Still, investment bankers and private equity players are uncertain if many footwear-specific IPOs will score in the near future, primarily because of size.
There’s no question, however, that broader activity is picking up. While stocks have been uneven of late, The Dow Jones Industrial Average rose 2.3 percent in the first and second quarters — its strongest first half since 1999, according to a recent report by the investment banking arm of William Blair & Co. Firms in the retail space that have recently gone public include RetailMeNot Inc. and Hudson’s Bay Co., which is also in the process of acquiring Saks Fifth Avenue Inc. for $2.4 billion. Meanwhile, Neiman Marcus Inc., Burlington Holdings Inc. and Kellwood Inc.’s sportswear division, Vince, have recently filed for IPOs.
“Across the consumer landscape, including retail, apparel, footwear and other sectors, there is a fair amount of dialogue going on [regarding IPOs],” said

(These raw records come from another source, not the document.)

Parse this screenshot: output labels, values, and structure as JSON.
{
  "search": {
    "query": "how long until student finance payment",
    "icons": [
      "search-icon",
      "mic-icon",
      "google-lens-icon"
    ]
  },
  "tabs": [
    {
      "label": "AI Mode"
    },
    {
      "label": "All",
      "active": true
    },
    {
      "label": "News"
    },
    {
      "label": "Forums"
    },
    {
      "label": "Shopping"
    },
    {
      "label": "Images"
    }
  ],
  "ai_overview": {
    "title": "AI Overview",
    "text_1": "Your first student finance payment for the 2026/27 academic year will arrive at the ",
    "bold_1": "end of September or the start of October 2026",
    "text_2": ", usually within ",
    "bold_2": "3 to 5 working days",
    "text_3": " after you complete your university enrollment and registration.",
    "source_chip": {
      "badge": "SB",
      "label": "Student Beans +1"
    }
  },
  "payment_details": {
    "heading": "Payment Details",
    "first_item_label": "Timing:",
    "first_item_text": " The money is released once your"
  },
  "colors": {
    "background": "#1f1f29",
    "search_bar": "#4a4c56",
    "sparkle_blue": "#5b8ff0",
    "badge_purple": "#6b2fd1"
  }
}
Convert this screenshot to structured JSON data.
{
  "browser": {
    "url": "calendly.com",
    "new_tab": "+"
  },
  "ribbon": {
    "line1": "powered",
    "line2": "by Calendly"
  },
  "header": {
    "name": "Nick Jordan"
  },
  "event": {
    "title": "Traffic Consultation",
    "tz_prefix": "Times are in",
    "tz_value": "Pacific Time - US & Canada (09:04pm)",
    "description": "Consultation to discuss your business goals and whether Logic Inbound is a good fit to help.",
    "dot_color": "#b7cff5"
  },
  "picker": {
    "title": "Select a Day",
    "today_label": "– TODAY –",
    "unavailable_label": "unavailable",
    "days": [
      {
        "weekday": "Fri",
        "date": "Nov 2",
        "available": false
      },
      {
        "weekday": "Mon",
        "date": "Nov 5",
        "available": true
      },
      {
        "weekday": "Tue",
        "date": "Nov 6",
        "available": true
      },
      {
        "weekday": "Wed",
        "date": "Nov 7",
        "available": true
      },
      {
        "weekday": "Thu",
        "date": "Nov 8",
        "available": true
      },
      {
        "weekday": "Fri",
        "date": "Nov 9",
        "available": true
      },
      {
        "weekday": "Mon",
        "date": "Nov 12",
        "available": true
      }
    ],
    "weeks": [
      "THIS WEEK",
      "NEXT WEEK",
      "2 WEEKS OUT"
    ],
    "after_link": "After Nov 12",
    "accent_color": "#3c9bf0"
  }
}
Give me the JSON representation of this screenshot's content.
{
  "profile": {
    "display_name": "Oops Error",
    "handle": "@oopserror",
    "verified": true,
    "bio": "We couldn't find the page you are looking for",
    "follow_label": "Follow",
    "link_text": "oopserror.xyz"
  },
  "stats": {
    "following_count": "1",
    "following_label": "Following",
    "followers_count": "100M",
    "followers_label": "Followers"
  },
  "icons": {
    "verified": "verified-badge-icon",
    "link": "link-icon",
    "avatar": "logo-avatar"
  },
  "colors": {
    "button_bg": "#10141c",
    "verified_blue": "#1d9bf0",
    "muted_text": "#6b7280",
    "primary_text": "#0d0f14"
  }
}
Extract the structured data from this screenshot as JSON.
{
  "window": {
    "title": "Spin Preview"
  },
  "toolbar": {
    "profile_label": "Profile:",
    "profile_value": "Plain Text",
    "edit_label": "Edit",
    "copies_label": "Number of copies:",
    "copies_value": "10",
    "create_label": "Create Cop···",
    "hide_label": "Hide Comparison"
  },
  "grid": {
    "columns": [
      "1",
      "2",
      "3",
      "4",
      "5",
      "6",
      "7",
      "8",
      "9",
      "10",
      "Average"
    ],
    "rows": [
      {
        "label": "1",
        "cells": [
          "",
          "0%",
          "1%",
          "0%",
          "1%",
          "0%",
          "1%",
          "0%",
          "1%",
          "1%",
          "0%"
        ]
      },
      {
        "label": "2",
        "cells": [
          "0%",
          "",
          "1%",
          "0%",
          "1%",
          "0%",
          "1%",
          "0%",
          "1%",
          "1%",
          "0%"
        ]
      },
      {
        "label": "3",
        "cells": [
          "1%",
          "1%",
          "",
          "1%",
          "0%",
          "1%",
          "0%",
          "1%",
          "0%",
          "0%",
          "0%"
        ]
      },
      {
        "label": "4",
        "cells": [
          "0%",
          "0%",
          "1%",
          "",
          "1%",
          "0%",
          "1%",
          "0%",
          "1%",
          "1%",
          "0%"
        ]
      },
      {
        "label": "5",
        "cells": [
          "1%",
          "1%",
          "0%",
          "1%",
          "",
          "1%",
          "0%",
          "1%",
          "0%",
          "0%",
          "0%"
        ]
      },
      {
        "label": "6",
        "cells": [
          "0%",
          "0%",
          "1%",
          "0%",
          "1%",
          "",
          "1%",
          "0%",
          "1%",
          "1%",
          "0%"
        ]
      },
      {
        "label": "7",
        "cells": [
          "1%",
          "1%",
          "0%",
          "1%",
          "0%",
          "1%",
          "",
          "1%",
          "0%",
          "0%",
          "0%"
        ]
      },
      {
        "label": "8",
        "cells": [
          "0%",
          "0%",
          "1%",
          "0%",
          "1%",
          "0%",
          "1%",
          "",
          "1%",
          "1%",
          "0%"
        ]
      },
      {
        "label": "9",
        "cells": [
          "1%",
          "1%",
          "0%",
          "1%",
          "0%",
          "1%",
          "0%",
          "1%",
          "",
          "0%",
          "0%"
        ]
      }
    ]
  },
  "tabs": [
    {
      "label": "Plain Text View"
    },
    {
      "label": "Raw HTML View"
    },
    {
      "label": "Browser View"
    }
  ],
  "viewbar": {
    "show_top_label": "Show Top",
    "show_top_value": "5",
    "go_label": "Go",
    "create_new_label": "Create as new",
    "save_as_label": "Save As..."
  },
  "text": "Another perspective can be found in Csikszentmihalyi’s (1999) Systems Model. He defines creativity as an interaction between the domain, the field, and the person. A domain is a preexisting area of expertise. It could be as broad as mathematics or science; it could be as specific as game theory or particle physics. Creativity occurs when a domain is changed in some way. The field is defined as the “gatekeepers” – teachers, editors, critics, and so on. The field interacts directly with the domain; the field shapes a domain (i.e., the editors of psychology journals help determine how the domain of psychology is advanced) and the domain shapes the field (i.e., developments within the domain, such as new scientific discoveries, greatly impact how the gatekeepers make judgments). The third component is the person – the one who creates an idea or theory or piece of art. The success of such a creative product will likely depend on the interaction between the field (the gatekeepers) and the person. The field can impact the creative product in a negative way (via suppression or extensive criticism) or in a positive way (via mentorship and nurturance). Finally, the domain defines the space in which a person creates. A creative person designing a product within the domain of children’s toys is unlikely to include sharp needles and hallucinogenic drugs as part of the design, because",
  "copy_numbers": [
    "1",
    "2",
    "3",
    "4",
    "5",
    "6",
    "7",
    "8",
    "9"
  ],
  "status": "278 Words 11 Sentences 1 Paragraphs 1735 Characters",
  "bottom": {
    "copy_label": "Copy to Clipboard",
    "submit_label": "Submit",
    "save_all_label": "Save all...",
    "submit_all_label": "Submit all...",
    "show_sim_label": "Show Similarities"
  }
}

Michael Kollender, managing director of investment banking at Stifel Financial Corp. “If you have a company that’s taken [market] share and has been taking share for a period of time and will grow faster than the economy, that’s a good IPO candidate. So it’s case-specific.”
Talk of lifestyle brand Tory Burch LLC going public has circulated through the market, and it’s certainly possible the company has considered an eventual IPO, investment bankers said. But given that two private equity firms made investments in the business earlier this year, a filing could be at least a year away.
“I wouldn’t be surprised if we saw an announcement for a public offering in the next 12 months,” Brien Rowe, managing director and group head of consumer products at Los Angeles-based Intrepid Investment Bankers LLC, said regarding Tory Burch.
Sources note that in the footwear sector, many companies are too small and too vertical to be appropriate for the public market. Instead, lifestyle brands have the best chance of success. Take the $2.18 billion brand Michael Kors Holdings Ltd.: The stock has nearly tripled since its December 2011 debut.
Shoe firms could take advantage of the public markets if they added other components to their businesses, said Rowe.“Brands become attractive for a public offering after they expand into other categories. Footwear brands would grow first in the U.S., then internationally. And the next natural extension is accessories, bags and then apparel,” he said.
The best candidates have revenues of around $200 million, bankers said.
The M&A market is often a more-attractive option for smaller footwear firms with a “real point of view with their customers,” according to Rowe, though some equity analysts are concerned that recent valuations have become too high.
“We’re working with a number of footwear firms in the lifestyle, outdoor, action-sports arena. The interest is coming from some public companies, but [there is] a lot of private equity interest,” Rowe said.
As reported, The Jones Group Inc. is said to be entertaining bids from strategic and financial players for three options: the entire firm, the apparel division or the footwear business. On the acquirer side, VF Corp., Brown Shoe Co. and Steven Madden Ltd. and others are said to be seeking new targets.